Mobile Content Rating System: Not Just Complex, But Mostly Useless Too!
By Mike Masnick, Tue Feb 08 23:30:00 GMT 2005

In the ongoing effort by mobile operators to stop kids from accessing info they shouldn't see via mobile phones, there's a new content rating system that sounds both complex and mostly useless in one shot.


Mobile operators have a huge love-hate affair with porn. They realize that it could actually help drive mobile data revenue, but any accusation that they're helping kids access porn creates a public relations disaster. Last year there were a few attempts to automate the blocking of all "adult" material unless a subscriber specifically applied to see adult content. Unfortunately, most of these attempts failed pretty miserably when the filters were set to be too aggressive, blocking out plenty of legitimate content, such as certain news sites and email accounts.

The latest attempt to solve this issue is to hope that content providers will take on the responsibility of tagging their own content for the sake of filters, leading to a mobile content rating system similar to rating systems found on movies and video games. Unfortunately, it looks like the classifications are unnecessarily complex, with eight different categories under which content can be classified as "adult," but no clear rules on what matters in what situation.

However, no matter how vague or complex the rules may be, they still might not matter at all. The rules only apply to walled garden mobile content, not general mobile Internet access, which is what people are increasingly expecting to get access to from their handsets. In other words, if people are really looking for that type of content, they're simply going to bypass the walled garden altogether and go to the open Internet and get what they want.

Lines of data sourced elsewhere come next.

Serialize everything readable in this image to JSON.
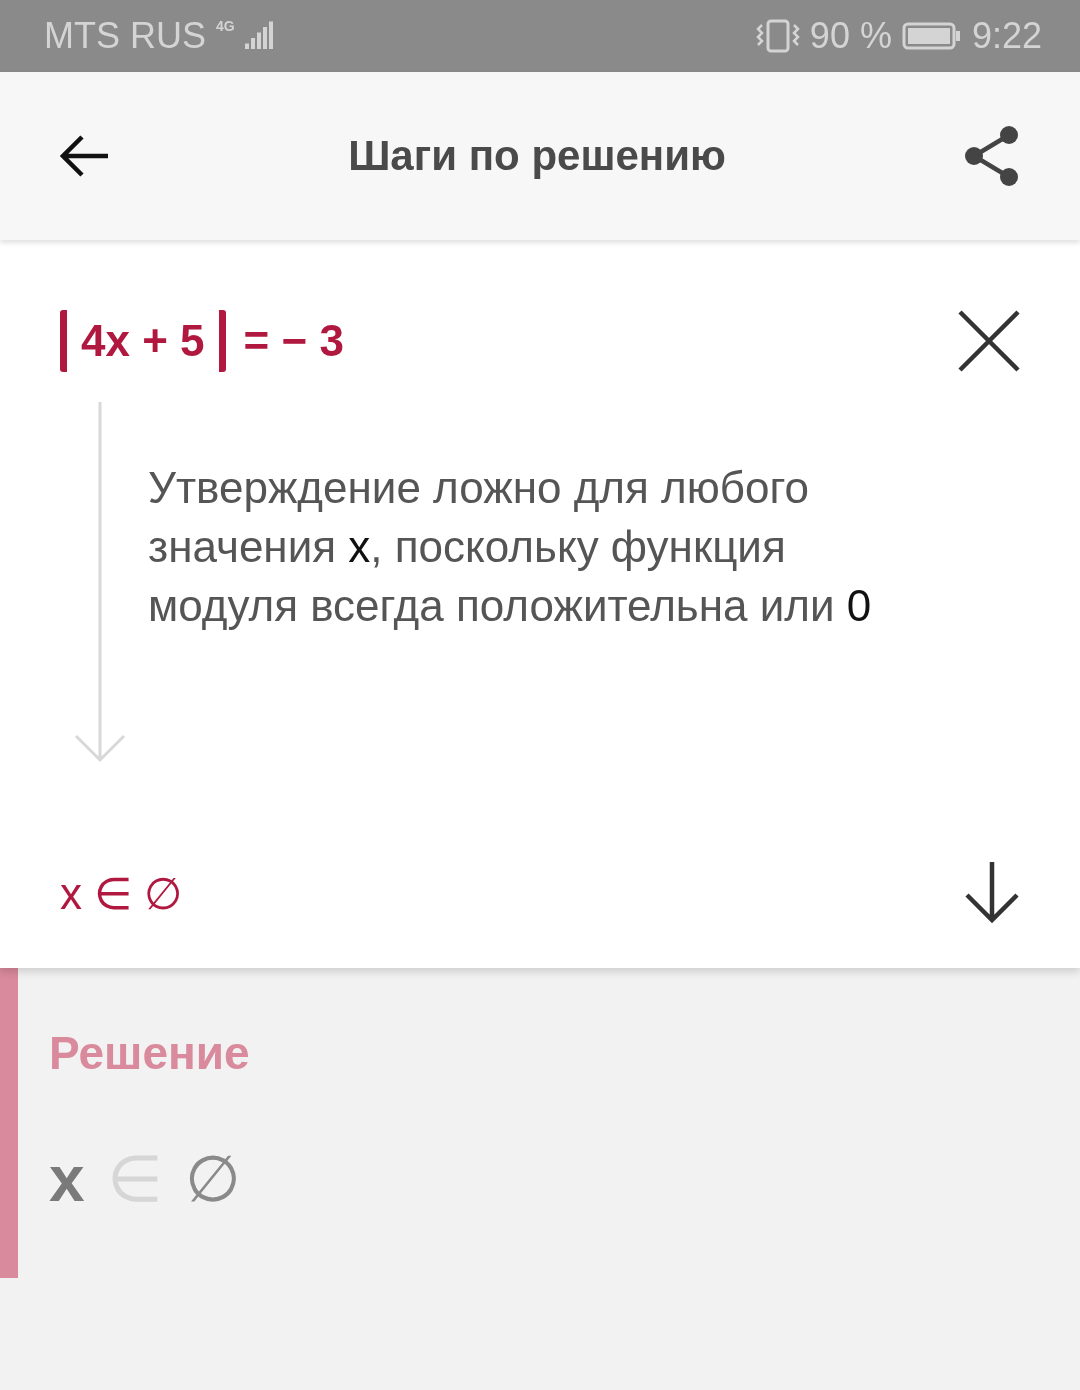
{
  "status_bar": {
    "carrier": "MTS RUS",
    "network": "4G",
    "battery": "90 %",
    "time": "9:22"
  },
  "header": {
    "title": "Шаги по решению"
  },
  "step": {
    "equation": {
      "inside": "4x + 5",
      "right": "= − 3"
    },
    "explanation": [
      {
        "kind": "text",
        "text": "Утверждение ложно для любого значения "
      },
      {
        "kind": "math",
        "text": "x"
      },
      {
        "kind": "text",
        "text": ", поскольку функция модуля всегда положительна или "
      },
      {
        "kind": "math",
        "text": "0"
      }
    ],
    "result": "x ∈ ∅"
  },
  "solution": {
    "title": "Решение",
    "parts": [
      {
        "kind": "variable",
        "text": "x"
      },
      {
        "kind": "operator",
        "text": "∈"
      },
      {
        "kind": "set",
        "text": "∅"
      }
    ]
  }
}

Even more important, though, is that this whole debate still is based on the idea that people need broadcast content to jump onto the mobile data bandwagon. However, people are still buying phones to communicate with each other, not download broadcast content -- and it seems unlikely that these rules are going to apply to two people communicating with each other. All these rules are doing is making it more complex to actually offer broadcast style content while making it even less appealing to subscribers who aren't clear why they would want it in the first place.